Start of Block

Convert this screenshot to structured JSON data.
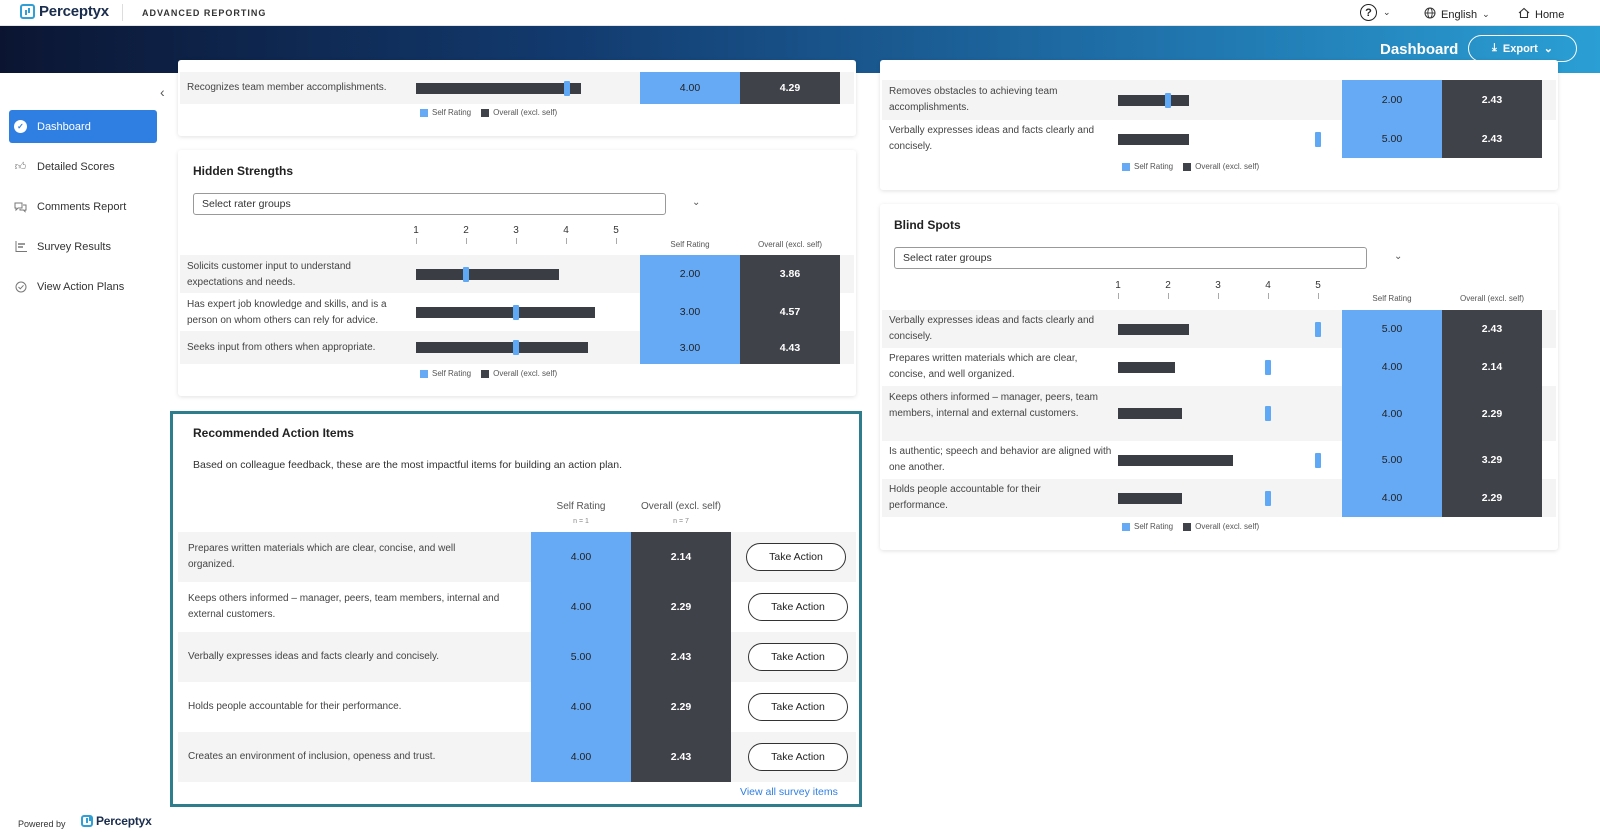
{
  "app": {
    "brand": "Perceptyx",
    "section": "ADVANCED REPORTING",
    "help_icon": "question-circle-icon",
    "language": "English",
    "home": "Home"
  },
  "banner": {
    "title": "Dashboard",
    "export_label": "Export"
  },
  "sidebar": {
    "items": [
      {
        "label": "Dashboard",
        "icon": "check-circle-icon",
        "active": true
      },
      {
        "label": "Detailed Scores",
        "icon": "thumbs-up-icon"
      },
      {
        "label": "Comments Report",
        "icon": "chat-bubbles-icon"
      },
      {
        "label": "Survey Results",
        "icon": "list-bars-icon"
      },
      {
        "label": "View Action Plans",
        "icon": "check-outline-icon"
      }
    ],
    "powered_by": "Powered by",
    "powered_brand": "Perceptyx"
  },
  "legend": {
    "self": "Self Rating",
    "overall": "Overall (excl. self)"
  },
  "colors": {
    "self": "#66aaf6",
    "overall": "#40424a",
    "accent": "#2f7fe3",
    "highlight_border": "#2d7d8d"
  },
  "top_left_partial": {
    "rows": [
      {
        "text": "Recognizes team member accomplishments.",
        "self": "4.00",
        "overall": "4.29",
        "self_val": 4.0,
        "overall_val": 4.29
      }
    ]
  },
  "hidden_strengths": {
    "title": "Hidden Strengths",
    "select_placeholder": "Select rater groups",
    "scale": [
      "1",
      "2",
      "3",
      "4",
      "5"
    ],
    "col_self": "Self Rating",
    "col_overall": "Overall (excl. self)",
    "rows": [
      {
        "text": "Solicits customer input to understand expectations and needs.",
        "self": "2.00",
        "overall": "3.86",
        "self_val": 2.0,
        "overall_val": 3.86
      },
      {
        "text": "Has expert job knowledge and skills, and is a person on whom others can rely for advice.",
        "self": "3.00",
        "overall": "4.57",
        "self_val": 3.0,
        "overall_val": 4.57
      },
      {
        "text": "Seeks input from others when appropriate.",
        "self": "3.00",
        "overall": "4.43",
        "self_val": 3.0,
        "overall_val": 4.43
      }
    ]
  },
  "recommended": {
    "title": "Recommended Action Items",
    "description": "Based on colleague feedback, these are the most impactful items for building an action plan.",
    "col_self": "Self Rating",
    "col_self_n": "n = 1",
    "col_overall": "Overall (excl. self)",
    "col_overall_n": "n = 7",
    "button_label": "Take Action",
    "view_all": "View all survey items",
    "rows": [
      {
        "text": "Prepares written materials which are clear, concise, and well organized.",
        "self": "4.00",
        "overall": "2.14"
      },
      {
        "text": "Keeps others informed – manager, peers, team members, internal and external customers.",
        "self": "4.00",
        "overall": "2.29"
      },
      {
        "text": "Verbally expresses ideas and facts clearly and concisely.",
        "self": "5.00",
        "overall": "2.43"
      },
      {
        "text": "Holds people accountable for their performance.",
        "self": "4.00",
        "overall": "2.29"
      },
      {
        "text": "Creates an environment of inclusion, openess and trust.",
        "self": "4.00",
        "overall": "2.43"
      }
    ]
  },
  "top_right_partial": {
    "rows": [
      {
        "text": "Removes obstacles to achieving team accomplishments.",
        "self": "2.00",
        "overall": "2.43",
        "self_val": 2.0,
        "overall_val": 2.43
      },
      {
        "text": "Verbally expresses ideas and facts clearly and concisely.",
        "self": "5.00",
        "overall": "2.43",
        "self_val": 5.0,
        "overall_val": 2.43
      }
    ]
  },
  "blind_spots": {
    "title": "Blind Spots",
    "select_placeholder": "Select rater groups",
    "scale": [
      "1",
      "2",
      "3",
      "4",
      "5"
    ],
    "col_self": "Self Rating",
    "col_overall": "Overall (excl. self)",
    "rows": [
      {
        "text": "Verbally expresses ideas and facts clearly and concisely.",
        "self": "5.00",
        "overall": "2.43",
        "self_val": 5.0,
        "overall_val": 2.43
      },
      {
        "text": "Prepares written materials which are clear, concise, and well organized.",
        "self": "4.00",
        "overall": "2.14",
        "self_val": 4.0,
        "overall_val": 2.14
      },
      {
        "text": "Keeps others informed – manager, peers, team members, internal and external customers.",
        "self": "4.00",
        "overall": "2.29",
        "self_val": 4.0,
        "overall_val": 2.29
      },
      {
        "text": "Is authentic; speech and behavior are aligned with one another.",
        "self": "5.00",
        "overall": "3.29",
        "self_val": 5.0,
        "overall_val": 3.29
      },
      {
        "text": "Holds people accountable for their performance.",
        "self": "4.00",
        "overall": "2.29",
        "self_val": 4.0,
        "overall_val": 2.29
      }
    ]
  }
}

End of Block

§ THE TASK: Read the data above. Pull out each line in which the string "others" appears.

§ WRITTEN RESPONSE:
        "text": "Has expert job knowledge and skills, and is a person on whom others can rely for advice.",
        "text": "Seeks input from others when appropriate.",
        "text": "Keeps others informed – manager, peers, team members, internal and external customers.",
        "text": "Keeps others informed – manager, peers, team members, internal and external customers.",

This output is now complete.